Mic Righteous: Well, me and my team have always known that, at some point, we will have to water everything down and make tracks which are a little more commercial and palatable for the public on a whole. 'Yob Culture' was about us getting absolutely everything out there before that time came. It's an honest representation of where I was at the time, growing up in poverty and the realities of my surroundings. 'Yob Culture' wasn't about saying we were yobs or hooligans, but that we were angry at being ignored, that we were looking for direction, someone to look up to. It was also about getting a voice out for our community. I very much see it as a British version to 2Pac's 'Thug Life', in that respect.
TWU: Since the release of 'Yob Culture', you've become one of the most recognisable faces of the UK’s conscious rap music. Do you feel it’s important for rappers to express their thoughts on world topics in order to educate the masses?
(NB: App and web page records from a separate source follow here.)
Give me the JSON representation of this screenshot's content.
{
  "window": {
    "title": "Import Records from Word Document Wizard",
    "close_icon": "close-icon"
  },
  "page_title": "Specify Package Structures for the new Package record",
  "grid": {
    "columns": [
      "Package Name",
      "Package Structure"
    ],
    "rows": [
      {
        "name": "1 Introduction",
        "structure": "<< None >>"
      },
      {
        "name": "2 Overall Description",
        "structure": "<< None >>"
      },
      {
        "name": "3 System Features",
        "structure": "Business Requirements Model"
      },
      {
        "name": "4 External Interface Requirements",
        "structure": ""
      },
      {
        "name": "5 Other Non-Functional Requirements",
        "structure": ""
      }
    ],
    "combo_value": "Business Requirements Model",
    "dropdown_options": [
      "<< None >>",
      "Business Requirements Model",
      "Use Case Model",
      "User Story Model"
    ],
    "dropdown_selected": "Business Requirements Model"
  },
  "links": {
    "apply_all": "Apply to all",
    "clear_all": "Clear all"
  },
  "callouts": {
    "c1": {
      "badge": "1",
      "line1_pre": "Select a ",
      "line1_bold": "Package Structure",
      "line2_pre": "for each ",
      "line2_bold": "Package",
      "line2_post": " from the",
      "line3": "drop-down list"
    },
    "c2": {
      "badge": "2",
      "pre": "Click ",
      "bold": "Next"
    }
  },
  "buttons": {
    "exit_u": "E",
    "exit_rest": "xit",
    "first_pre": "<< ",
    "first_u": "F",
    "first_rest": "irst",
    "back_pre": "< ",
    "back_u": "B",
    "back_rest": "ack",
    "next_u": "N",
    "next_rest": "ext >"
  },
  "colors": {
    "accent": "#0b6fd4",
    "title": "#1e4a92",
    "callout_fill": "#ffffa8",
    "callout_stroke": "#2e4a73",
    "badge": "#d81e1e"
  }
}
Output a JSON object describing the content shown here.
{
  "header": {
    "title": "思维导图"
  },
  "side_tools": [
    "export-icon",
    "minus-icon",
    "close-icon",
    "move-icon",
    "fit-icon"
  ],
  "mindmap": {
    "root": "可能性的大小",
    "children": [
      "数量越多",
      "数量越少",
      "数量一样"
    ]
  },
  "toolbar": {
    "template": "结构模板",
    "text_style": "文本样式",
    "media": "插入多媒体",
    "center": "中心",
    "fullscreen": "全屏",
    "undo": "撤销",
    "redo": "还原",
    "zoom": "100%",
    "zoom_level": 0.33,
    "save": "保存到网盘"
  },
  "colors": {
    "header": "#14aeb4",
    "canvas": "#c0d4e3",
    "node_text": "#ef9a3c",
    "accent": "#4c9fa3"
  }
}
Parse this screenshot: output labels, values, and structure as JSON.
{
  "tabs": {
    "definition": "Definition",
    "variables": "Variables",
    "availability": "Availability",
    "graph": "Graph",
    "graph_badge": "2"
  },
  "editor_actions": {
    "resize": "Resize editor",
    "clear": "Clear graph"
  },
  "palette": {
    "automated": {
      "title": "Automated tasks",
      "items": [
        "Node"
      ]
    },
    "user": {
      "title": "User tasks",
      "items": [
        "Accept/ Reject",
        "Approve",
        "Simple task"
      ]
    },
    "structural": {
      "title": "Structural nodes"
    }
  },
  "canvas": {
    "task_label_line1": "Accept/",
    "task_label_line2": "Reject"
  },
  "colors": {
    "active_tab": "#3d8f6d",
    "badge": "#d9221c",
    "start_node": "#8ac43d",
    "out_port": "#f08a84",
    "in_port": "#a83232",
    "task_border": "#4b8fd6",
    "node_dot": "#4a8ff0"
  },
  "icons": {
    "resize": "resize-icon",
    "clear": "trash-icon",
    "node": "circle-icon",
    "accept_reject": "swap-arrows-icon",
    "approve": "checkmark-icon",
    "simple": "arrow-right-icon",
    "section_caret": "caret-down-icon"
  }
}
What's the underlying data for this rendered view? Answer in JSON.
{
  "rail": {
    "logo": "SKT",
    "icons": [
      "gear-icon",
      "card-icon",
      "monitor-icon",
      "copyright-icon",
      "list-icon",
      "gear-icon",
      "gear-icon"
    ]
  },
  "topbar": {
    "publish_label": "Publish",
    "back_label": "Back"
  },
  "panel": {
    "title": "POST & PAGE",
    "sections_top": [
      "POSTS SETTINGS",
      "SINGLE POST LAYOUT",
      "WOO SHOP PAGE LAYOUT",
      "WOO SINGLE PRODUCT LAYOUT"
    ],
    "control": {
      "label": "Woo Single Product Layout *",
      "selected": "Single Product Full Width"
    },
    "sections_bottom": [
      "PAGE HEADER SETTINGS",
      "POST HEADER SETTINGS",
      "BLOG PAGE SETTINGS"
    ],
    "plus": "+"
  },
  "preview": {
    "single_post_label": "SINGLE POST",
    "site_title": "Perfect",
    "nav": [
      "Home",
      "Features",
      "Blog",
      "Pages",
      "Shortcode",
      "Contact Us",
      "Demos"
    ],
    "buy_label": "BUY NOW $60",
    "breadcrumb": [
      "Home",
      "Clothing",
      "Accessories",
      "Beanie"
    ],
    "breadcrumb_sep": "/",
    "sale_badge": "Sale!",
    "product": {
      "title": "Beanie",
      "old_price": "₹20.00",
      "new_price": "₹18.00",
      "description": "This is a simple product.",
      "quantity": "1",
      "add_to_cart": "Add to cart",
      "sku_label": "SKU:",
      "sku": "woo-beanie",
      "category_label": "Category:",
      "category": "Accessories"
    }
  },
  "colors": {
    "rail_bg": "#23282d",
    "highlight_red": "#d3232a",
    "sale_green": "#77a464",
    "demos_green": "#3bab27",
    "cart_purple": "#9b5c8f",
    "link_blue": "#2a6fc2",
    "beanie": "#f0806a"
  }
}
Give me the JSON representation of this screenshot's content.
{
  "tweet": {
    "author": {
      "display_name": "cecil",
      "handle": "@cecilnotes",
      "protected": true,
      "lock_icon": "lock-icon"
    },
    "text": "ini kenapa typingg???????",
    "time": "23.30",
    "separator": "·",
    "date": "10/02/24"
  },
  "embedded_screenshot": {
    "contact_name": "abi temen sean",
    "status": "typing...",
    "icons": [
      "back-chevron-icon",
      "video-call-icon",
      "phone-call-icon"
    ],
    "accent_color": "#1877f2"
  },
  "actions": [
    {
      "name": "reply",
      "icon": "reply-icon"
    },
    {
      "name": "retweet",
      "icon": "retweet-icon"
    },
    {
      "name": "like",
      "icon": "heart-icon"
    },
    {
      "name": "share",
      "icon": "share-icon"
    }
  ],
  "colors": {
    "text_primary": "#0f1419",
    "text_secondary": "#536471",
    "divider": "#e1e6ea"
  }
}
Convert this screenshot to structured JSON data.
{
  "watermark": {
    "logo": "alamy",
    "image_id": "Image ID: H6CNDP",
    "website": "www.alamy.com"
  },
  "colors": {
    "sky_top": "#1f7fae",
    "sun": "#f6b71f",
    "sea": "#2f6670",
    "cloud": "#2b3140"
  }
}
Mic Righteous: I feel it's very important for rappers to mean what they're saying and convey how they feel, just as long as it's real to them because that's when other people can relate to their situation. On the other hand, hip-hop originated as a voice for the oppressed in New York. These days, artists who are rapping consciously aren't getting the exposure that they deserve. A lot of rappers have forgotten where it came from and now with the money that's in it, they're talking about rims, girls, cash and cars and that doesn't resonate on the same level with the people who are watching the videos because they weren't born with a silver spoon in their mouth. I want to take it back to its origins and act as a voice.
TWU: Great answer. Okay, so moving on to your latest mixtape, 'Kam-Pain' – a joint venture with Preston Play – what's the thinking behind it?
Mic Righteous: I put a lot of work in before 'Kam-Pain' and I couldn't just make the leap from 'Yob Culture' into a release with big features. I wanted to take a progressive step and for the fans to see that natural progression and see me grow as an artist. I'm more of a man on 'Kam-Pain' and it shows how my views and music have naturally developed. Preston produced 'Take Me Away' on 'Yob Culture' and I knew I'd be going back to see him when we did that. We just clicked, did three tracks in two days, six tracks in a week. We didn't notice it at the time, but we created our own sound. 'Yob Culture' addresses things going on around us in the world, while 'Kam-Pain' is a bit more about myself and to let the fans know more about me. It has a very live feel to it, like I'm spitting in the same room as the supporters. A lot of artists are afraid to let fans in, but I wanted to earn their respect on 'Kam-Pain'.
TWU: Finally, what do you have planned for the rest of the year and beyond?
Mic Righteous: There will be projects that we're gonna keep putting out for the supporters and the underground fans. All I can do is rap, so what I need to do is get out and make it a success, establish support and also let the fans know that I'm still real and always will be! I've got a few features lined up but I can't say who yet or I'll get in trouble, but big up Charlie Sloth who’s been doing a lot for us. There's a 7-track EP coming out around the middle of the year, which there'll be some videos for, and then a full album to follow at the end of 2012. I like the name 'Open Mic', but I might get supporters to send in their suggestions for the name.
Stay up to date with Mic Righteous on Twitter – www.twitter.com/MicRighteous
Download 'Kam-Pain' for free: H E R E
Words: James Walsh (@JW_DittoMusic)
Online editing: Joseph 'JP' Patterson (@Jpizzledizzle)